What was your educational background?
BC/BEd, MEd, teaching English for Academic Purposes at Lethbridge College.
What are your goals for your children?
Discovering who they are and what they love/were meant to do, being able to do meaningful work, and have access to resources.
How do you see an education?
I see it as stoking a fire. Just as in tending a fire, we need to provide fuel and air; in tending to our children’s learning, we need to ensure their access to both substance (information, courses, facts, curriculum, etc) and free time. Pile up too much and you risk smothering the flame. The ‘air’, the free time to get hungry, is something that is most commonly missing in school children’s lives. Time in front of the screen doesn’t count as free time, in my opinion.
What challenges have you faced?
Self-doubt and worry. It is not always easy for me to trust seasonal rhythms and stay content with slower times when the boys spend days seemingly doing ‘nothing’–reading novels and playing Lego. Educationally, I have been ‘institutionalized’ for most of my life, so ebb and flow is not my forte. I excelled at continuous striving. Too bad it involved too much cramming for tests and other such wastes of time. Unfortunately, it is a deeply ingrained habit and the totally natural rest periods do worry me at times.
How have you approached or overcome them?
At my worst, I panic and doubt and try to take over. In my best moments, I trust and inspire. Most of the time, I am somewhere in between.
How does location affect your experience of home education?
The term ‘home education’ hardly fits anymore, as N and T spend more and more time learning away from home. “Open source learning” is a more accurate term and Nelson is an amazing place for it.
We are fortunate to live in a beautiful place: the mountains, the lakes, the river, the town itself. That means a lot to our family.
The concentration of talent in this community is astounding and I am in a state of daily wonder and gratitude that our children can be involved with so many remarkable teachers (whether it is their job title or not). The choir alone would be worth the move to Nelson, in my opinion.

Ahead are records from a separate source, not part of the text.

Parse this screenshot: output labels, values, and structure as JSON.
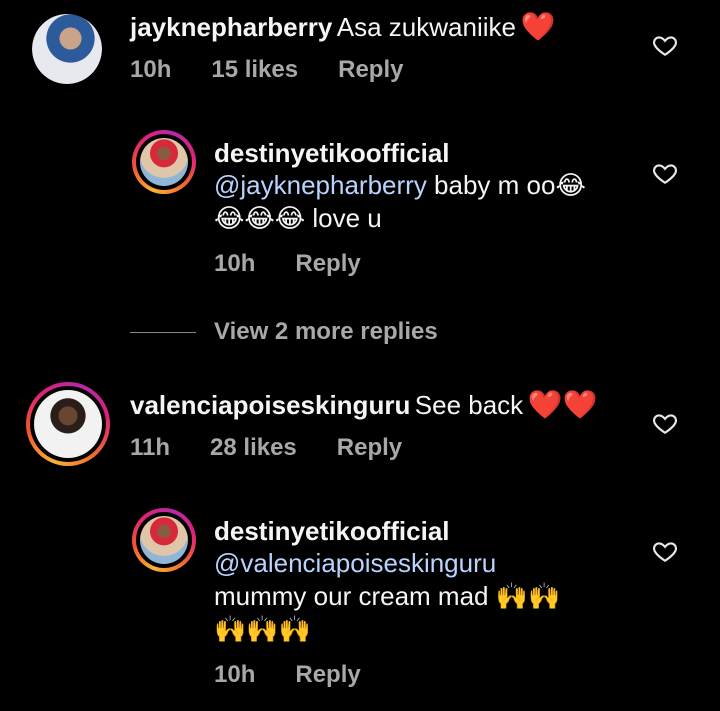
{
  "comments": [
    {
      "username": "jayknepharberry",
      "text": "Asa zukwaniike",
      "emoji": "❤️",
      "time": "10h",
      "likes": "15 likes",
      "reply": "Reply"
    },
    {
      "username": "valenciapoiseskinguru",
      "text": "See back",
      "emoji": "❤️❤️",
      "time": "11h",
      "likes": "28 likes",
      "reply": "Reply"
    }
  ],
  "replies": [
    {
      "username": "destinyetikoofficial",
      "mention": "@jayknepharberry",
      "line1_rest": " baby m oo",
      "line1_emoji": "😂",
      "line2_emoji": "😂😂😂",
      "line2_text": " love u",
      "time": "10h",
      "reply": "Reply"
    },
    {
      "username": "destinyetikoofficial",
      "mention": "@valenciapoiseskinguru",
      "line2_text": "mummy our cream mad ",
      "line2_emoji": "🙌🙌",
      "line3_emoji": "🙌🙌🙌",
      "time": "10h",
      "reply": "Reply"
    }
  ],
  "view_more": "View 2 more replies",
  "colors": {
    "background": "#000000",
    "text": "#f5f5f5",
    "secondary": "#a8a8a8",
    "mention": "#b9d3ff",
    "heart_red": "#e8202a"
  }
}
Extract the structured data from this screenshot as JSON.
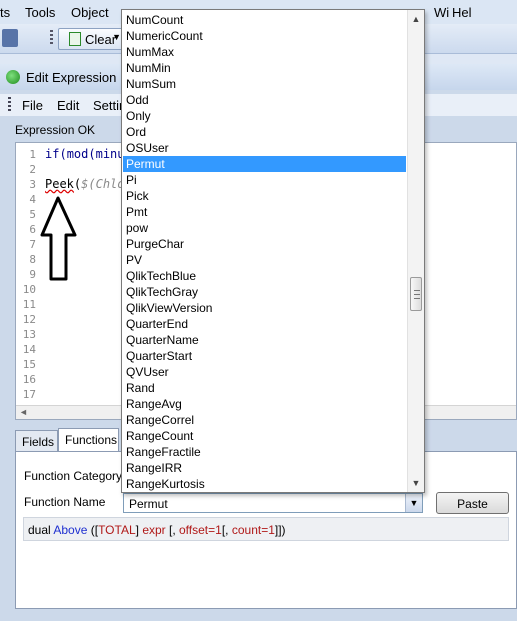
{
  "app_menu": [
    "ts",
    "Tools",
    "Object",
    "Wi",
    "Hel"
  ],
  "toolbar": {
    "clear_label": "Clear"
  },
  "dialog": {
    "title": "Edit Expression",
    "menu": [
      "File",
      "Edit",
      "Settin"
    ],
    "status": "Expression OK"
  },
  "editor": {
    "line_numbers": [
      "1",
      "2",
      "3",
      "4",
      "5",
      "6",
      "7",
      "8",
      "9",
      "10",
      "11",
      "12",
      "13",
      "14",
      "15",
      "16",
      "17"
    ],
    "line1_kw": "if(",
    "line1_fn": "mod",
    "line1_rest": "(minut",
    "line3_fn": "Peek",
    "line3_paren": "(",
    "line3_arg": "$(Chlo"
  },
  "tabs": [
    "Fields",
    "Functions"
  ],
  "panel": {
    "category_label": "Function Category",
    "name_label": "Function Name",
    "name_value": "Permut",
    "paste_label": "Paste",
    "syntax": {
      "p1": "dual ",
      "p2": "Above",
      "p3": " ([",
      "p4": "TOTAL",
      "p5": "] ",
      "p6": "expr",
      "p7": " [, ",
      "p8": "offset=1",
      "p9": "[, ",
      "p10": "count=1",
      "p11": "]])"
    }
  },
  "dropdown": {
    "items": [
      "NumCount",
      "NumericCount",
      "NumMax",
      "NumMin",
      "NumSum",
      "Odd",
      "Only",
      "Ord",
      "OSUser",
      "Permut",
      "Pi",
      "Pick",
      "Pmt",
      "pow",
      "PurgeChar",
      "PV",
      "QlikTechBlue",
      "QlikTechGray",
      "QlikViewVersion",
      "QuarterEnd",
      "QuarterName",
      "QuarterStart",
      "QVUser",
      "Rand",
      "RangeAvg",
      "RangeCorrel",
      "RangeCount",
      "RangeFractile",
      "RangeIRR",
      "RangeKurtosis"
    ],
    "selected": "Permut"
  },
  "colors": {
    "selection": "#3399ff",
    "keyword": "#00008b",
    "syntax_blue": "#1e2fd0",
    "syntax_red": "#b01818"
  }
}
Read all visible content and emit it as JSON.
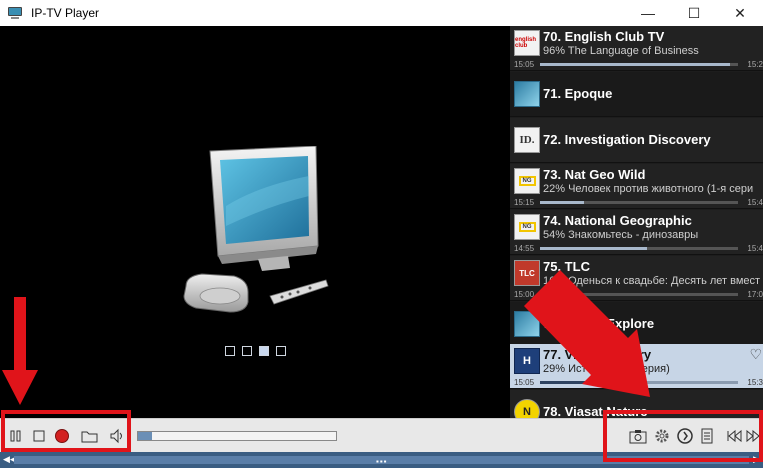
{
  "window": {
    "title": "IP-TV Player",
    "minimize_glyph": "—",
    "maximize_glyph": "☐",
    "close_glyph": "✕"
  },
  "video": {
    "placeholder_icon": "tv-monitor-icon",
    "slides": 4,
    "active_slide": 3
  },
  "channels": [
    {
      "num_name": "70. English Club TV",
      "program": "96% The Language of Business",
      "start": "15:05",
      "end": "15:2",
      "progress": 0.96,
      "logo": "english club",
      "layout": "full"
    },
    {
      "num_name": "71. Epoque",
      "layout": "simple",
      "logo": ""
    },
    {
      "num_name": "72. Investigation Discovery",
      "layout": "simple",
      "logo": "ID."
    },
    {
      "num_name": "73. Nat Geo Wild",
      "program": "22% Человек против животного (1-я сери",
      "start": "15:15",
      "end": "15:4",
      "progress": 0.22,
      "logo": "NG",
      "layout": "full"
    },
    {
      "num_name": "74. National Geographic",
      "program": "54% Знакомьтесь - динозавры",
      "start": "14:55",
      "end": "15:4",
      "progress": 0.54,
      "logo": "NG",
      "layout": "full"
    },
    {
      "num_name": "75. TLC",
      "program": "16% Оденься к свадьбе: Десять лет вмест",
      "start": "15:00",
      "end": "17:0",
      "progress": 0.16,
      "logo": "TLC",
      "layout": "full"
    },
    {
      "num_name": "76. Viasat Explore",
      "layout": "simple",
      "logo": ""
    },
    {
      "num_name": "77. Viasat History",
      "program": "29% История (6-я серия)",
      "start": "15:05",
      "end": "15:3",
      "progress": 0.29,
      "logo": "H",
      "layout": "full",
      "selected": true
    },
    {
      "num_name": "78. Viasat Nature",
      "layout": "simple",
      "logo": "N"
    }
  ],
  "controls": {
    "pause": "pause-icon",
    "stop": "stop-icon",
    "record": "record-icon",
    "open": "folder-icon",
    "volume": "speaker-icon",
    "seek_progress": 0.0,
    "snapshot": "camera-icon",
    "settings": "gear-icon",
    "schedule": "clock-icon",
    "playlist": "list-icon",
    "prev": "previous-icon",
    "next": "next-icon"
  },
  "colors": {
    "highlight": "#e0141a",
    "selected_row": "#c7d5e6",
    "record": "#d32020"
  }
}
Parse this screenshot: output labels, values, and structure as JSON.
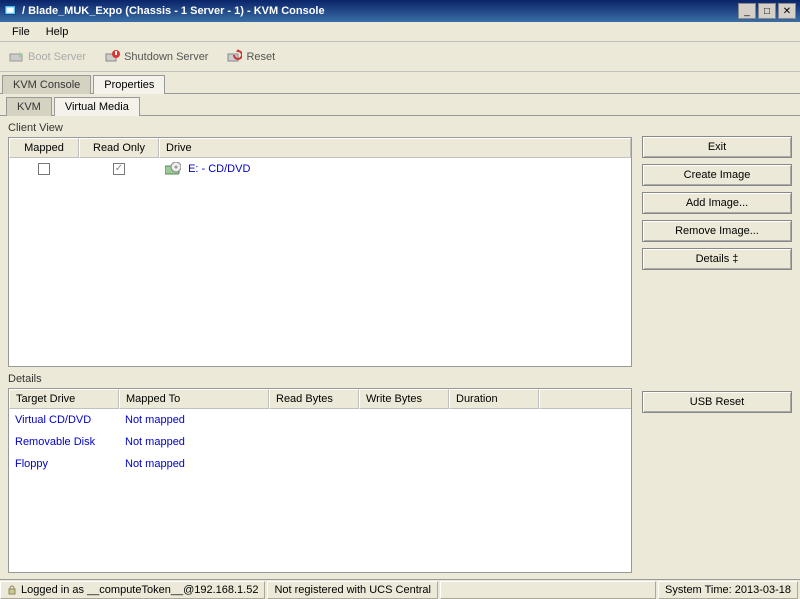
{
  "window": {
    "title": "/ Blade_MUK_Expo (Chassis - 1 Server - 1) - KVM Console"
  },
  "menu": {
    "file": "File",
    "help": "Help"
  },
  "toolbar": {
    "boot_server": "Boot Server",
    "shutdown_server": "Shutdown Server",
    "reset": "Reset"
  },
  "tabs_top": {
    "kvm_console": "KVM Console",
    "properties": "Properties"
  },
  "tabs_sub": {
    "kvm": "KVM",
    "virtual_media": "Virtual Media"
  },
  "client_view": {
    "label": "Client View",
    "headers": {
      "mapped": "Mapped",
      "read_only": "Read Only",
      "drive": "Drive"
    },
    "rows": [
      {
        "mapped": false,
        "read_only": true,
        "drive": "E: - CD/DVD"
      }
    ]
  },
  "buttons": {
    "exit": "Exit",
    "create_image": "Create Image",
    "add_image": "Add Image...",
    "remove_image": "Remove Image...",
    "details": "Details  ‡",
    "usb_reset": "USB Reset"
  },
  "details": {
    "label": "Details",
    "headers": {
      "target_drive": "Target Drive",
      "mapped_to": "Mapped To",
      "read_bytes": "Read Bytes",
      "write_bytes": "Write Bytes",
      "duration": "Duration"
    },
    "rows": [
      {
        "target_drive": "Virtual CD/DVD",
        "mapped_to": "Not mapped",
        "read_bytes": "",
        "write_bytes": "",
        "duration": ""
      },
      {
        "target_drive": "Removable Disk",
        "mapped_to": "Not mapped",
        "read_bytes": "",
        "write_bytes": "",
        "duration": ""
      },
      {
        "target_drive": "Floppy",
        "mapped_to": "Not mapped",
        "read_bytes": "",
        "write_bytes": "",
        "duration": ""
      }
    ]
  },
  "status": {
    "login": "Logged in as __computeToken__@192.168.1.52",
    "ucs": "Not registered with UCS Central",
    "time": "System Time: 2013-03-18"
  }
}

We are part of the like minded community here. With all our quirks, we are rather mainstream for Nelson, and I like it this way. We don’t have to go it alone and we don’t need to endlessly explain ourselves or defend our choices. There are plenty of other families involved in some form of alternative schooling, so the offerings for homeschoolers are plenty, and the company is wonderful.
N and T have amazing mentors, participate in authentic and brilliantly directed group activities. We even make good use of the public school system–there are some great offerings as long as it is not an ‘all or nothing ‘ proposition.
Wow, all I have to say is wow. This gal inspires me. I went on to ask her to share a few of her resources, but though I’m certain her resources are stellar, I can see that it isn’t the resources that supply her children with a rounded, individualized education, it is her approach, her willingness to watch and learn her kids, to enable them and ‘fuel their fire’.
Still, I ask her to give me a few of her favourite books.
The Story of Science books by Joy Hakim
Elements and Molecules by Theodore Gray
The World of Augustus Caesar by Genevieve Foster and all her other books
Wonderful Life with the Elements by Byunpei Yorifuji
The Secret Life of the Period Table by Ben Still
and presently, she is reading John Taylor Gatto’s “Weapons of Mass Instruction” for herself, and she is inspired.
What are your favourite on-line resources?
Coursera, Khan Academy, chesskids.com, Rosetta Stone
What would you say are your favourite top five resources?
Books, mentors, internet, community, museums.
Thank you for sharing your world with us Tanya! We are inspired.